Want to raise a spiritually healthy kid? Read them the Bible
Plus: Bible giveaway for babies born in Bible Society’s bicentenary year
The best thing that parents can do to raise kids who become spiritually healthy young adults is get them reading the Bible regularly, according to a recent study.
The study, conducted by Lifeway Research, aimed to discover which parenting practises pay off over the long haul by interviewing a group of 2000 Protestant and non-denominational church-going parents about the spiritual health of their adult children.
“We know that a Bible reading habit is the single biggest contributor to growing faith,” – Melissa Lipsett, Bible Society Australia
Parents gave observations for a total of 3,472 adult children. The study found that 29 per cent of those adult children regularly read the Bible when growing up. These early Bible readers, when evaluated for their spiritual health as young adults, were found to be 12.5 per cent higher than comparable young adults who didn’t read the Bible regularly as kids.

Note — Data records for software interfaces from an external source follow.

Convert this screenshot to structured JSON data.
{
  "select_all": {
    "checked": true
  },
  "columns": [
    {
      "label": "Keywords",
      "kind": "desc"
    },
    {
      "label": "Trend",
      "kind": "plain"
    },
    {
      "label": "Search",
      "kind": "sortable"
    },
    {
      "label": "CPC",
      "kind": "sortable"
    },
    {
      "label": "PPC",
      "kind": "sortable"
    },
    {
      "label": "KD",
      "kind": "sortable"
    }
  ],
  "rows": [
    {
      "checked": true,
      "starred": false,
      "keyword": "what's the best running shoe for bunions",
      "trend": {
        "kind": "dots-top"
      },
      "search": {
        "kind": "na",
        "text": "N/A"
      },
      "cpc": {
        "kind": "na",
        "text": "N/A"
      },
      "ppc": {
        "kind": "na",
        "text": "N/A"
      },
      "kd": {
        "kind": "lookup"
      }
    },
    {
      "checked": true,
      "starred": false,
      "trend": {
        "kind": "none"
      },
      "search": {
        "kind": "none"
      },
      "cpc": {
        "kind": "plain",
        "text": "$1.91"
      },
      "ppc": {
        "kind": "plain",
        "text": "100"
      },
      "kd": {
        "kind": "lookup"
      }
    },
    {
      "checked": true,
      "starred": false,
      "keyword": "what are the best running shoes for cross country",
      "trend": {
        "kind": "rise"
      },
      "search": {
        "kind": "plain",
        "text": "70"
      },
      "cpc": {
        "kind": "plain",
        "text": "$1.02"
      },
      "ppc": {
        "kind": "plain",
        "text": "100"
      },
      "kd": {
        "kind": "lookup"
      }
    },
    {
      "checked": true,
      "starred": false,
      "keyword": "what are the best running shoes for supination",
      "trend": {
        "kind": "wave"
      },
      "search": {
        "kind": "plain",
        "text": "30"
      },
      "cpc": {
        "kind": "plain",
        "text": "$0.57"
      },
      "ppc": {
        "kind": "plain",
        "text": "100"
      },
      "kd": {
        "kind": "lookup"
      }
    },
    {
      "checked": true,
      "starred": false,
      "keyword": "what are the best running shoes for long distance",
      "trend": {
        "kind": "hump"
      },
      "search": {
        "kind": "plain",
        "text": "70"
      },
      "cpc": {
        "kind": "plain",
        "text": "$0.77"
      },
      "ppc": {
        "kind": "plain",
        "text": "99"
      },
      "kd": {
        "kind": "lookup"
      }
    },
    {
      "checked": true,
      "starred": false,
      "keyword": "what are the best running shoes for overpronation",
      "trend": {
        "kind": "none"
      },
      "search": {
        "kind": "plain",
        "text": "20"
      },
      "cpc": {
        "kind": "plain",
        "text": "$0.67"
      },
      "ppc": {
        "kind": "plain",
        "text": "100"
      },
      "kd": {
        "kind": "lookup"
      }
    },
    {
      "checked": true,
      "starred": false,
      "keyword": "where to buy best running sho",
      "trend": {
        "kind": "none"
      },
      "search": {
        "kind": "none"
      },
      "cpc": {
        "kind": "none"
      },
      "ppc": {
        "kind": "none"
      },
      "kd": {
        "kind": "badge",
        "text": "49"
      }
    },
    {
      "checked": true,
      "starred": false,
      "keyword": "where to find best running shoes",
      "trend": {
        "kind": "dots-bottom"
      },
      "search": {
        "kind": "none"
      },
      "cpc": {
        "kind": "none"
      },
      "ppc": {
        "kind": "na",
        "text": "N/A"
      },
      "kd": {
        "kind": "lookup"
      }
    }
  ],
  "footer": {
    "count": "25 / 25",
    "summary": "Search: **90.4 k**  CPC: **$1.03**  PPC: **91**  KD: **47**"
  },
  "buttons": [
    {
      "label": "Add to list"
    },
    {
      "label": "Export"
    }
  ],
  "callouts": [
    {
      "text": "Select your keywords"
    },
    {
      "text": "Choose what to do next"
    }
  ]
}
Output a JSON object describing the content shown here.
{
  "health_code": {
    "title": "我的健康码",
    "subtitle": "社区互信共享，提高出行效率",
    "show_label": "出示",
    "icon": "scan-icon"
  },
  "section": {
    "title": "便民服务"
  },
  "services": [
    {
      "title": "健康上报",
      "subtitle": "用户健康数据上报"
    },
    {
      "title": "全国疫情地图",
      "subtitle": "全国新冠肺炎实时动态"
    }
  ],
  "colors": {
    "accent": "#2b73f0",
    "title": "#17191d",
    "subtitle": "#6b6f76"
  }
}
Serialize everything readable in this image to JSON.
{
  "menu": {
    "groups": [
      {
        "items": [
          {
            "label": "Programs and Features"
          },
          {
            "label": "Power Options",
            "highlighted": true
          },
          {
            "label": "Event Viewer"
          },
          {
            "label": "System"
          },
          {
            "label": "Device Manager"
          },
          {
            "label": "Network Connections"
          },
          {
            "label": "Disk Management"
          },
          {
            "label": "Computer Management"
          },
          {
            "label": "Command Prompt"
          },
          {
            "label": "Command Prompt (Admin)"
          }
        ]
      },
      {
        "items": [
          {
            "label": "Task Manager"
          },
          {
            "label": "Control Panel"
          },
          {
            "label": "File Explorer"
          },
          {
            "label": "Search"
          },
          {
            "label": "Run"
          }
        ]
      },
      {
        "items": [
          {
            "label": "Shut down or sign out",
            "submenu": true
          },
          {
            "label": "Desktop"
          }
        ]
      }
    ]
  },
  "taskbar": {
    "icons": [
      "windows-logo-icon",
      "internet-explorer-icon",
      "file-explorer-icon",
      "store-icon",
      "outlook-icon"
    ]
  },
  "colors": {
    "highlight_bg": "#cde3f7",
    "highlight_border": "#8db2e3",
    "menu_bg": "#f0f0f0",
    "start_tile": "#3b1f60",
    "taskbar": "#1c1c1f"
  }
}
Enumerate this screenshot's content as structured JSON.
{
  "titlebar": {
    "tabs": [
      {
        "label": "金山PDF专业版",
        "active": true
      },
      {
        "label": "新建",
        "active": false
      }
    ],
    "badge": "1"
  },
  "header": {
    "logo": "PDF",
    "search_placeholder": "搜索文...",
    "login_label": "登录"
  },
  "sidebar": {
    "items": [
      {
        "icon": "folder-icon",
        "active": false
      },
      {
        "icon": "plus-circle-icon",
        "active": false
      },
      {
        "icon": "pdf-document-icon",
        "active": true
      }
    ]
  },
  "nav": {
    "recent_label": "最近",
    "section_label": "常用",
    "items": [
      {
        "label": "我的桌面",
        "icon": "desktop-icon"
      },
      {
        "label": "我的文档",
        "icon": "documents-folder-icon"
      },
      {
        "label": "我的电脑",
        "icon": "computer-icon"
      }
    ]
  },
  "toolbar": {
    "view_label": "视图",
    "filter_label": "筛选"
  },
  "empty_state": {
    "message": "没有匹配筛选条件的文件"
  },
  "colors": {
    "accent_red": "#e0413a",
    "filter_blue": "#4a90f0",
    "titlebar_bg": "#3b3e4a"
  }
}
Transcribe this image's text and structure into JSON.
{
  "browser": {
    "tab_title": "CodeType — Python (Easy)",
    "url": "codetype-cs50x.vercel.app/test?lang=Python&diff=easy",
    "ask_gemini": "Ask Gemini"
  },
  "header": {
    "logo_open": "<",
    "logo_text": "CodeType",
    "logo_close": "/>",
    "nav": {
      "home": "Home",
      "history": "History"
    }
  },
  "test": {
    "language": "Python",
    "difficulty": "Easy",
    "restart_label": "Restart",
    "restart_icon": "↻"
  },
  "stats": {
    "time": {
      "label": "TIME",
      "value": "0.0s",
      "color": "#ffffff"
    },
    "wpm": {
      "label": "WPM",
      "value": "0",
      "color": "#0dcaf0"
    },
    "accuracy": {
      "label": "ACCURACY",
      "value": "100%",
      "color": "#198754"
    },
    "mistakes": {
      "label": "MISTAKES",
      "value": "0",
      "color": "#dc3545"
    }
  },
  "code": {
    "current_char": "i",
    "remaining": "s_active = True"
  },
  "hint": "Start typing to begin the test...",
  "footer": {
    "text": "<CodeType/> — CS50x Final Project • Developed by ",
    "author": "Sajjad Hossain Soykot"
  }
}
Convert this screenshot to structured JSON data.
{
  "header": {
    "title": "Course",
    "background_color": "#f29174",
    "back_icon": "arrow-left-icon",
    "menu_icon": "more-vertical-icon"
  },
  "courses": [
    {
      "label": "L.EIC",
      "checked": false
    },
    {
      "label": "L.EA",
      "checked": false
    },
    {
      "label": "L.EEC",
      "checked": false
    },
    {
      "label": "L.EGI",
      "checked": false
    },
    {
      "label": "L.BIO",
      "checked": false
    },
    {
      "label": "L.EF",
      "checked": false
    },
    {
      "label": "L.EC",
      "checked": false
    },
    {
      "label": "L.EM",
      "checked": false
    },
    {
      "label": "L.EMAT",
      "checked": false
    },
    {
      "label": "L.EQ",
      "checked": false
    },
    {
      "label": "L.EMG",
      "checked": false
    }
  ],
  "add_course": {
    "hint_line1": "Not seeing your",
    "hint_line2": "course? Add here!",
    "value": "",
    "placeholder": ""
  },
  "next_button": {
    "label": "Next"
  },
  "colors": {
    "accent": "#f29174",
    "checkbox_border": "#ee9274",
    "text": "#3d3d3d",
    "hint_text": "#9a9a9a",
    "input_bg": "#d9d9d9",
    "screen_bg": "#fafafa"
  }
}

The survey group were asked about 40 factors regarding their young adult’s childhood, including: whether divorce occurred in the family; whether the family ate meals together; the kind of school that the child attended; whether the family prayed together; what kind of music the child listened to; and how often they attended church or youth group.
They were then asked to identify whether their young adult identified eight ‘observable factors’ that indicate spiritual health, including:
– Identify as a Christian;
– Shares his/her faith with unbelievers;
– Is involved in church;
– Reads the Bible regularly;
– Serves in a church;
– Teaches others at a church;
– Serves in the community; and
– Supports local or foreign missions.
Of the total of 3,472 young adults reported on by their parents in the survey, 85 per cent identified as Christian. However, 50 per cent of the young adults practised one or none of these spiritual practises, and only 3 per cent of the young adults practised all 8 of these spiritual health indicators.
Lifeway Research then compared these findings to the information they had gathered about the child’s upbringing, to evaluate which parenting practises were most likely to predict spiritual health as a young adult.
Whilst Bible reading came out on top as the biggest predictor, the survey also found that spiritual health levels were 7.5 per cent higher on average for young adults who regularly prayed, served in church, and/or listened to primarily Christian music, than they were for comparable young adults who didn’t.
For the Bible Society Australia, these findings fuel a passion to make the Bible available to all – and especially to kids, according to the Society’s Chief Operating Officer, Melissa Lipsett.
“We know that a Bible reading habit is the single biggest contributor to growing faith,” says Lipsett. “As a Christian mum, my greatest desire for my children is to see them develop a faith of their own. In that context, reading the Bible to children has got to be seen as an absolute imperative.”
Just this week the organisation announced the launch of ‘Bibles for Bubs’ – a giveaway of one thousand Bibles to babies as a part of their Bicentenary celebrations.
“We think reading and engaging with the Bible is life giving for everyone, no matter their age.” – Melissa Lipsett
Bible Society Australia is inviting parents to register babies who were born throughout 2017 and up to 7 March 2018, to receive an initial free gift of a Toddler Bible.
In addition, each baby will then receive an annual birthday card, with suggestions to encourage their faith and family Bible reading. Then, when the child turns 5 years old, they will receive another beautiful gift – a CEV Big Rescue Bible that will see them through their Primary years and help them establish the regular Bible reading practises that can set them up for a lifetime of walking with the Lord.
“We love the Bible and want to get it into the hands of as many people as we possibly can. Concentrating on the next generation is key so we’re engaging with young families and young people in as many new creative ways as we possibly can,” said Lipsett.
“We’re going to track alongside these families to help encourage and nurture family faith and Bible reading and then when the child turns five, we’ll be sending them a gift of a Big Rescue Bible, one of our most popular bibles for young, school aged children.
“We think reading and engaging with the Bible is life giving for everyone, no matter their age. Adults can do that for themselves, but children need help and encouragement, and we’d love to help and encourage parents and carers as they do that.”